With a steel slide riding a polymer frame, the M&P45 Shield is recoil-operated, locking by way of the barrel’s hood engaging the ejection port and unlocking by way of its underlug camming downward after firing as it comes into contact with a steel block in the frame. A captive, dual recoil spring assembly returns the slide to battery.

S&W M&P45

The gun’s substantial .45 ACP chambering and scant 22oz. weight combine to create a pistol that might be a bit difficult to manage were it not for its superior ergonomic design, which makes the pistol eminently shootable. Most shooters, including those with smaller hands, generally take to the Shield grip shape well. In fact, it is probably the most appealing of the little pistol’s virtues. The frame is angled for natural pointability and has a deep pocket for the web of the shooting hand.

Looking at the gun in profile, the curve of the trigger is well below the curve of the pocket on the backstrap. This means that the pistol is nicely shaped for the “back and up” sweep movement of the trigger. The trigger pull is around 5 lbs., and seemed to vary just a bit, though it may level out with time. There is a minimal take-up before trigger pressure actually begins. Trigger reset distance is reasonably short.

With regard to safety features, the M&P45 Shield has an articulated trigger safety and an internal drop safety. Our sample gun also featured a manual thumb safety mounted on the left side of the frame for use by right-handed shooters, although Smith & Wesson offers a variant without the manual safety.

Shield 45 sights
The M&P45 Shield’s steel, drift-adjustable, three-dot sights consist of a square-notch rear and a post front.

Each pistol comes with one 6-round magazine and one 7-rounder — the only difference is in the height of the baseplates.
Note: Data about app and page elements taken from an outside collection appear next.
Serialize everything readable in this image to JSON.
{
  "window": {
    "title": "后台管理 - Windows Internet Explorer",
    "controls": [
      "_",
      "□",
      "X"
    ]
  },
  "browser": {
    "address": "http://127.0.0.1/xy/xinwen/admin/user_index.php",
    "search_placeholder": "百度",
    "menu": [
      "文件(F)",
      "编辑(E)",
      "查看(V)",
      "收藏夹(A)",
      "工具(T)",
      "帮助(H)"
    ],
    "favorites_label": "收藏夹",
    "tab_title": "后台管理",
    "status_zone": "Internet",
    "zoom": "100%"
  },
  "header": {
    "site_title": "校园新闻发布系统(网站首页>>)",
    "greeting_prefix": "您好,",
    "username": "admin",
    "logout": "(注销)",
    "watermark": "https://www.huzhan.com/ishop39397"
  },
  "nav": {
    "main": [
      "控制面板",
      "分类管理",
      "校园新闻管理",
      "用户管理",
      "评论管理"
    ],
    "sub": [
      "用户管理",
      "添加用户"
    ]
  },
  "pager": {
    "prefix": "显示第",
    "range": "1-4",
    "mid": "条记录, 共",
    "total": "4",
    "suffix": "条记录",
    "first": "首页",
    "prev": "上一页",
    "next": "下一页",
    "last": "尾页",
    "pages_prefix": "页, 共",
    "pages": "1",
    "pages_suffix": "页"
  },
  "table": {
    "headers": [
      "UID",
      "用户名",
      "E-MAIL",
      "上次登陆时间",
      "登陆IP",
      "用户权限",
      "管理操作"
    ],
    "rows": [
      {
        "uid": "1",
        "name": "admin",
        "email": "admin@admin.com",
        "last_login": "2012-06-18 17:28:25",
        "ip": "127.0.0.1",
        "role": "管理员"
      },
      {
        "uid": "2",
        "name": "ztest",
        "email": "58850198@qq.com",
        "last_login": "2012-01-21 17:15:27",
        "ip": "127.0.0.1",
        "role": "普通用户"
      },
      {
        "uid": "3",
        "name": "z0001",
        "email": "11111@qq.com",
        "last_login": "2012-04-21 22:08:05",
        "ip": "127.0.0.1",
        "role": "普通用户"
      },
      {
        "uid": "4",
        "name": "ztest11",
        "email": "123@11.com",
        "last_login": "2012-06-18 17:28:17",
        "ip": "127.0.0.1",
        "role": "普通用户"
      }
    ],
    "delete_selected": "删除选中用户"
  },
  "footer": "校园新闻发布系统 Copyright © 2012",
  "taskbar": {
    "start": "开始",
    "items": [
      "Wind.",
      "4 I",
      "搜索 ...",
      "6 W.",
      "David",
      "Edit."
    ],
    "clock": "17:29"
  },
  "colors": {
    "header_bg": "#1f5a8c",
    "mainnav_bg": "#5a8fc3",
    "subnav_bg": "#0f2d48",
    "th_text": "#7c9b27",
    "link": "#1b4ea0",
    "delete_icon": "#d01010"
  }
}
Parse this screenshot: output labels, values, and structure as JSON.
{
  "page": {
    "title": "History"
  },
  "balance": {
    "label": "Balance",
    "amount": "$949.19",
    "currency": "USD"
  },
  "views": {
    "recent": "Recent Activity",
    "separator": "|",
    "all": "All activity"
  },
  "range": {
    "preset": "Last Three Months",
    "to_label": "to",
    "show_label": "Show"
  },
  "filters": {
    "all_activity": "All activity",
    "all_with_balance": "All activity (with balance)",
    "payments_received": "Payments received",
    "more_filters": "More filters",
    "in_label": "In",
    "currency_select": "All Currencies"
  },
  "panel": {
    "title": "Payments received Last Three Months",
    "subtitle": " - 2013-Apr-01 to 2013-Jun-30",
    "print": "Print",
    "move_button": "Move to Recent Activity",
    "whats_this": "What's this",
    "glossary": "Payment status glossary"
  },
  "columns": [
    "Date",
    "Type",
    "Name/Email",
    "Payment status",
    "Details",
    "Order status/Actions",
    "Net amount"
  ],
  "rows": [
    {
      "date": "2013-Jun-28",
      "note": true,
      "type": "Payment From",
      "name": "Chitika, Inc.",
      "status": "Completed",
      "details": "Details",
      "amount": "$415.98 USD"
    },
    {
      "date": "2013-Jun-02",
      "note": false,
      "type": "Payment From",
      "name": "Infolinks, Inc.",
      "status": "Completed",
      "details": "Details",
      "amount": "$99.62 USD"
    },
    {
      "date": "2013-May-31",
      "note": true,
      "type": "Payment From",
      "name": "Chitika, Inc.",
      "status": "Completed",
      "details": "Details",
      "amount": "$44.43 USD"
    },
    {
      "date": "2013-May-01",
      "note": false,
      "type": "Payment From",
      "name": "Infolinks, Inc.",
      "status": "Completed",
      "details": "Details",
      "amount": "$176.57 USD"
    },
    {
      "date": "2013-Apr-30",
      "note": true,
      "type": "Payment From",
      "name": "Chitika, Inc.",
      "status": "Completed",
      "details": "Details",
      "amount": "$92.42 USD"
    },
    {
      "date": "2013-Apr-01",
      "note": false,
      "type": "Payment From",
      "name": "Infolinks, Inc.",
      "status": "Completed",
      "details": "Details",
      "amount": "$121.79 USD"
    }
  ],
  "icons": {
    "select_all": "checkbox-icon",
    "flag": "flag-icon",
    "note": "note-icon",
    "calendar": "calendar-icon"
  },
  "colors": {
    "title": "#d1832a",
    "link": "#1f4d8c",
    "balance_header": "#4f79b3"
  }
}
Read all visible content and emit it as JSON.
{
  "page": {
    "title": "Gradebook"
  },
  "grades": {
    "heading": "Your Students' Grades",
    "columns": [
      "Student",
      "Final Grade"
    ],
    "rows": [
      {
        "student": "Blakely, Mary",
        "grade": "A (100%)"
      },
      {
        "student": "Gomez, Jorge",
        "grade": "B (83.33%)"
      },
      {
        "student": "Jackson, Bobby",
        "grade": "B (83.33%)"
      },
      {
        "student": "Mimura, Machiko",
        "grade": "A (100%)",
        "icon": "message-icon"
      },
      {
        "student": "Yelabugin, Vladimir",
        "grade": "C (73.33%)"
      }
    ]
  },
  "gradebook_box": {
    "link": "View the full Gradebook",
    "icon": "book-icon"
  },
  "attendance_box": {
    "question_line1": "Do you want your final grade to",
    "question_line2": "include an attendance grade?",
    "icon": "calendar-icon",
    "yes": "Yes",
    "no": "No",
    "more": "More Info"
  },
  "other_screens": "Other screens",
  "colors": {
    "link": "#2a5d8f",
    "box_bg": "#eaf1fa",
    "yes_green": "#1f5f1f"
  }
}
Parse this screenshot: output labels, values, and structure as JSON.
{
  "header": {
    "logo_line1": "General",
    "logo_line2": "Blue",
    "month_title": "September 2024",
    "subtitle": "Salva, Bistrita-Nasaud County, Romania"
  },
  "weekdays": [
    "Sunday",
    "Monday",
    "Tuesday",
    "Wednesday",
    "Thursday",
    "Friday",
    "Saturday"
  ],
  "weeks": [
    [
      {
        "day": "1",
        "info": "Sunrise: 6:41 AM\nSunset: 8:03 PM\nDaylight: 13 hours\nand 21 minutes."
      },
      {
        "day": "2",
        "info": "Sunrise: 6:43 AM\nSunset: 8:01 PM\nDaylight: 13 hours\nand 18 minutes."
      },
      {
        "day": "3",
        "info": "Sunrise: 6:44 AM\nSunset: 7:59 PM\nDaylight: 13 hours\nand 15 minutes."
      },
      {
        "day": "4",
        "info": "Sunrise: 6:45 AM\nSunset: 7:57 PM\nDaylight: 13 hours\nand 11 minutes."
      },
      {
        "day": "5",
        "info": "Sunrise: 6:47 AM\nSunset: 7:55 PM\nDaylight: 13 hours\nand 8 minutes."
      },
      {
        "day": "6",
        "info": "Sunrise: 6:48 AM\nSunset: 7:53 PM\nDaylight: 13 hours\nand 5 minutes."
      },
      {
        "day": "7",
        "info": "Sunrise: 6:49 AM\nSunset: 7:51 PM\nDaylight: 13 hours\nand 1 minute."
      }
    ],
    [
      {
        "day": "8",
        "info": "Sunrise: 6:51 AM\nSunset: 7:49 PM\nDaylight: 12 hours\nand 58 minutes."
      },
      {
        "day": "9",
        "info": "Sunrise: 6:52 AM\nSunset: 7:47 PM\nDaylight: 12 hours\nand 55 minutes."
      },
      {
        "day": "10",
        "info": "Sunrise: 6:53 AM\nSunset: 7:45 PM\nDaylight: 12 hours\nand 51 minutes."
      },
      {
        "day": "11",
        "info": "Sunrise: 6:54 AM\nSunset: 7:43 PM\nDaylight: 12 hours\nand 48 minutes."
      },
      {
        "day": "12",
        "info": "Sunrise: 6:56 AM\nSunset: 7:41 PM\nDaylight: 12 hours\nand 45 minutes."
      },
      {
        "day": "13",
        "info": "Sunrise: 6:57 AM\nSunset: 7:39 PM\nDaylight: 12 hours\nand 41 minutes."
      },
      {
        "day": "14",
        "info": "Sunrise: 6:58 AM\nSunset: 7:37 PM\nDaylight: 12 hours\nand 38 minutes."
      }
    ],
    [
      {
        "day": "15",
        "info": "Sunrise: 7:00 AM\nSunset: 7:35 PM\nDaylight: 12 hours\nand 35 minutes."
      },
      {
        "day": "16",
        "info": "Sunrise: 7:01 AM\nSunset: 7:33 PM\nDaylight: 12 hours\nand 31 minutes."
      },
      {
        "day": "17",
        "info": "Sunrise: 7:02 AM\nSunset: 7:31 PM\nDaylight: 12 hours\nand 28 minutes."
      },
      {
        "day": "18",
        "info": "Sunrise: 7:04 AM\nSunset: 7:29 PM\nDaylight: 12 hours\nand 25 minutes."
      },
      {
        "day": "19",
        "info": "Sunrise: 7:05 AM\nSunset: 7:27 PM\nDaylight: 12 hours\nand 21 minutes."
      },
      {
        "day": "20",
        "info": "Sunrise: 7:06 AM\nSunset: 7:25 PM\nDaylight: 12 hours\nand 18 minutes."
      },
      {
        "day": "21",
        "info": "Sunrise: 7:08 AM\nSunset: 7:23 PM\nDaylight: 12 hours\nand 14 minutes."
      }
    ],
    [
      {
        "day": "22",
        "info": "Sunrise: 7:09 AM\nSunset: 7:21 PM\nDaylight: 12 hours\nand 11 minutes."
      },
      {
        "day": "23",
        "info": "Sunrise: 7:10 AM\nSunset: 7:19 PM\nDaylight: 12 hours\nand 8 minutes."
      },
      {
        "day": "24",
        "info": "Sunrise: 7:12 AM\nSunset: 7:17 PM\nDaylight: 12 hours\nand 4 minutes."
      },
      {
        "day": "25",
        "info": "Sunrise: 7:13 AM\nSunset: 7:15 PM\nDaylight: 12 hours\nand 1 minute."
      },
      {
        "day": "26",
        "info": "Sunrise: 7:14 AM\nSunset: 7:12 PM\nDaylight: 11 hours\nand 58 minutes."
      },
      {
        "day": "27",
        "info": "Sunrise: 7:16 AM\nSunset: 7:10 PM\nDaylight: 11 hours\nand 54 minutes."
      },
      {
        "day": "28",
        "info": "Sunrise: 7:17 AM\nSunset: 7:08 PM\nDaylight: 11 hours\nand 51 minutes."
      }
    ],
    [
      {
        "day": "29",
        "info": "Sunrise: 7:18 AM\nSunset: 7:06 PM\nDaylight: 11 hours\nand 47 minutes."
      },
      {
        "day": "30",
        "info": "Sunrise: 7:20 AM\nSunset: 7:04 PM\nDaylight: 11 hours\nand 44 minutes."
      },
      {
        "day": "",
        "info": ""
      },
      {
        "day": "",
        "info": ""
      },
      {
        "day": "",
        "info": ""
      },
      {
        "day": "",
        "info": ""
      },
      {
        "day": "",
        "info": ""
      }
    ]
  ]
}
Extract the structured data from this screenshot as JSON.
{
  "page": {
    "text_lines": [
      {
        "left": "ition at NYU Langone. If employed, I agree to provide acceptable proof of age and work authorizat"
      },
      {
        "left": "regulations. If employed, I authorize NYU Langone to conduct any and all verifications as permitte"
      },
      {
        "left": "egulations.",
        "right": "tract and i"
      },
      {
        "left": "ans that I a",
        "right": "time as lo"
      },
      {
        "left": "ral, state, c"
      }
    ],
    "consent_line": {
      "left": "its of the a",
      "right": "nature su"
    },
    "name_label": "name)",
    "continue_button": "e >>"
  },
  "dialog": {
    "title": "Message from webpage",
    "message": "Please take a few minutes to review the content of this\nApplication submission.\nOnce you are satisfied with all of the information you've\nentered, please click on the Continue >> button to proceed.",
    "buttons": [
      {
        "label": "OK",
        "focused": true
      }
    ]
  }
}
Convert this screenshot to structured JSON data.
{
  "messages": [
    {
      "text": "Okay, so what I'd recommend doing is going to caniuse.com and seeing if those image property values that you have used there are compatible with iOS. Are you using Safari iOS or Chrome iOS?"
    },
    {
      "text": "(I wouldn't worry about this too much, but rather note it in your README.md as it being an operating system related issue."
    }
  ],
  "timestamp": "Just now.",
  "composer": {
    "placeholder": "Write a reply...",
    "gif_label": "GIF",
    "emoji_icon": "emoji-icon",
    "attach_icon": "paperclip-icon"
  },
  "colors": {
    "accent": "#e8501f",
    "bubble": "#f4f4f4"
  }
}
As is the custom with service pistols, most shooters will load the pistol by retracting the slide, inserting a fully loaded magazine and depressing the slide release to chamber the top round. They then remove the magazine to top it off with a single round and replace it in the pistol. For this reason, pistols are commonly described as having a capacity of “six-plus-one” — the magazine carries only six rounds, but after topping off, the gun has a total of seven cartridges onboard. Yet curiously, both M&P45 Shield magazines feature witness holes marked “3, 4, 5, 6 and +1.” Not only is the “+1” denotation nonsensical, it is frustrating when one unsuccessfully attempts to load the “additional” round into the six-round magazine.

Shield 45 magazines
Two magazines come with the .45 ACP-chambered Shield, one with a seven-round capacity and one that holds six. The longer magazine provides additional gripping area for those who prefer.

Finished in a businesslike black Armornite® (slide is stainless steel), the Shield is an impressive little package. The square-notch rear and post front sights feature a three-dot pattern and are drift-adjustable. At the time of the M&P45 Shield’s introduction, the maker pointed out the improved (over earlier Shields) texturing on the gun’s gripping surfaces. S&W has gone to panels of a slightly more aggressive version of what was once termed a “crackle” finish. It works like a charm, serving to anchor the pistol firmly in the hand. This is a very light little pistol that recoils sharply when firing the larger .45 ACP cartridge.

In range testing with a variety of commercial ammunition, there were no malfunctions of any kind. In the absence of proper Ransom Rest inserts, accuracy shooting was done over sandbags on a solid bench. Results are tabulated above and are surprisingly good. Note the reduced velocities of typical 230gr. ammunition, due to the pistol’s shorter barrel.

S&W M&P45

The Smith & Wesson M&P45 Shield is a good choice as a daily carry gun. At 22.7 ozs., it isn’t particularly heavy, and would be a good choice as a police backup gun, as well; it is flat and could nicely fit into a pocket or seam in body armor. The M&P45 Shield is quick into action, simple to manage and about as powerful as carry guns get.

S&W M&P45

Visit Smith&Wesson to learn more HERE